# [The problem]
Could you filter the records below and keep only the lines with the word "count"?

--

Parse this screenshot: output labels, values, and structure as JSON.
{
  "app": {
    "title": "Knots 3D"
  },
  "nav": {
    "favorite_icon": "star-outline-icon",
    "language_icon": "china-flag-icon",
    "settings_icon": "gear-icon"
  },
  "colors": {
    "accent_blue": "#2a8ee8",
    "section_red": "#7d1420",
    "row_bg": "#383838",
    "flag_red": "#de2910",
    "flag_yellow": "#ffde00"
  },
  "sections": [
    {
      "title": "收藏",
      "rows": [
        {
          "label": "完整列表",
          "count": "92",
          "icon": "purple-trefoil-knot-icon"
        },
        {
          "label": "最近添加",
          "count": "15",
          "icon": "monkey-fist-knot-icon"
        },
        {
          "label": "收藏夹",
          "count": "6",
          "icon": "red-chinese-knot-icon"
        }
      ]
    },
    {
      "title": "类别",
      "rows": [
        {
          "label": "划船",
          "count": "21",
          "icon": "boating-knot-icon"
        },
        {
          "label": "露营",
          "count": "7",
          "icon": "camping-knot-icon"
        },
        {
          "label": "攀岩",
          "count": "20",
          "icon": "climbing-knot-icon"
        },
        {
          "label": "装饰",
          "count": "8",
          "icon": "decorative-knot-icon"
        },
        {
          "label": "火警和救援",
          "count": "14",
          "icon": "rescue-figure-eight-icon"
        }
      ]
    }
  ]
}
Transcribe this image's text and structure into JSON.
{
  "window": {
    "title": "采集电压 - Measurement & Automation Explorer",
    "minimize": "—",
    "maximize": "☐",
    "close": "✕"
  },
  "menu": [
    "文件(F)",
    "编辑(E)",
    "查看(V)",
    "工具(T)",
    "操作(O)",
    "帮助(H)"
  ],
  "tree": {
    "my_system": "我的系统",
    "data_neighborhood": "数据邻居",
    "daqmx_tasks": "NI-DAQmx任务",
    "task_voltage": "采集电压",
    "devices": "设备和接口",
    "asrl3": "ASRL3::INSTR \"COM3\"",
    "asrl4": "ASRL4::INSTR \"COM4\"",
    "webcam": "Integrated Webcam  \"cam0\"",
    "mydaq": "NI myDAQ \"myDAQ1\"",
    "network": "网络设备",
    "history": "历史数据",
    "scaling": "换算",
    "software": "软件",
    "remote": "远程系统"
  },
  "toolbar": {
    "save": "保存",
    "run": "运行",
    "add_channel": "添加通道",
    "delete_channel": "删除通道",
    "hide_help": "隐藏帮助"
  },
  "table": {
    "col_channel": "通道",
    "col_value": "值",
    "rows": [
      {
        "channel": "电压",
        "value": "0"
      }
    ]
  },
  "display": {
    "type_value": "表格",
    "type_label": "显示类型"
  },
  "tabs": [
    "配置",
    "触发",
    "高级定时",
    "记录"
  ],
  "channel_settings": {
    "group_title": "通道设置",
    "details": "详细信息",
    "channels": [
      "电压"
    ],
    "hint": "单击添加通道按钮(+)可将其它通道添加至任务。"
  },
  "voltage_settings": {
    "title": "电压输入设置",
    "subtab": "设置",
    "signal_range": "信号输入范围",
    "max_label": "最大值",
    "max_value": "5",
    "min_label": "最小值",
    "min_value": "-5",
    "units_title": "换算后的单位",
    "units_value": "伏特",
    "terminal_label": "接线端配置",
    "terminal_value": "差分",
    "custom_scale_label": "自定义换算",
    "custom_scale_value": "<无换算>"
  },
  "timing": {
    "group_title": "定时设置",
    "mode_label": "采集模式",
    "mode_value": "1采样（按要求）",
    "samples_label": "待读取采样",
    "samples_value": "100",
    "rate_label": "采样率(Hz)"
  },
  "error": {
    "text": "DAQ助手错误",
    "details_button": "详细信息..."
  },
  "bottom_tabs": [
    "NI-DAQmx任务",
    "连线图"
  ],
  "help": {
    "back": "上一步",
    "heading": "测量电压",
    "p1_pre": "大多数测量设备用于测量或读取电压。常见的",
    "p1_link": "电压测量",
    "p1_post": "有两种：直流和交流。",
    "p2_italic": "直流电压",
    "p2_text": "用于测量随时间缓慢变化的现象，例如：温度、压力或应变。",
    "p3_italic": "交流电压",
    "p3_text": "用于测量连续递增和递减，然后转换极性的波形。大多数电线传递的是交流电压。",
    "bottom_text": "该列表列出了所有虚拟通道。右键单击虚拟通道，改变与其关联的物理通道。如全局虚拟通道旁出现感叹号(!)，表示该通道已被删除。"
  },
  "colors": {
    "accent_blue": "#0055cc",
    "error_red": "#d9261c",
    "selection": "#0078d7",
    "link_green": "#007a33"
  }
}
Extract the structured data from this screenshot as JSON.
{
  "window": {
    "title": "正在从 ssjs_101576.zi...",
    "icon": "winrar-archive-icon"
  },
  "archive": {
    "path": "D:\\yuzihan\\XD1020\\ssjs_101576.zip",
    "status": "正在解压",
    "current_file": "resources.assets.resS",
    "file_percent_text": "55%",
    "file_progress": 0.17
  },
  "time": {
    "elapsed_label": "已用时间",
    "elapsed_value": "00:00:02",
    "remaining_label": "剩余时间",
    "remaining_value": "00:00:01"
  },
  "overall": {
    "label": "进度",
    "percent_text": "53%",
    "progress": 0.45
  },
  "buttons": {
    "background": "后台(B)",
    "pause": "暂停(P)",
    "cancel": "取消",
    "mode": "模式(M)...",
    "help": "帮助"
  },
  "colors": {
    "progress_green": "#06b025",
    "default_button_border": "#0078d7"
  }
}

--

# [Answer section]
          "count": "92",
          "count": "15",
          "count": "6",
          "count": "21",
          "count": "7",
          "count": "20",
          "count": "8",
          "count": "14",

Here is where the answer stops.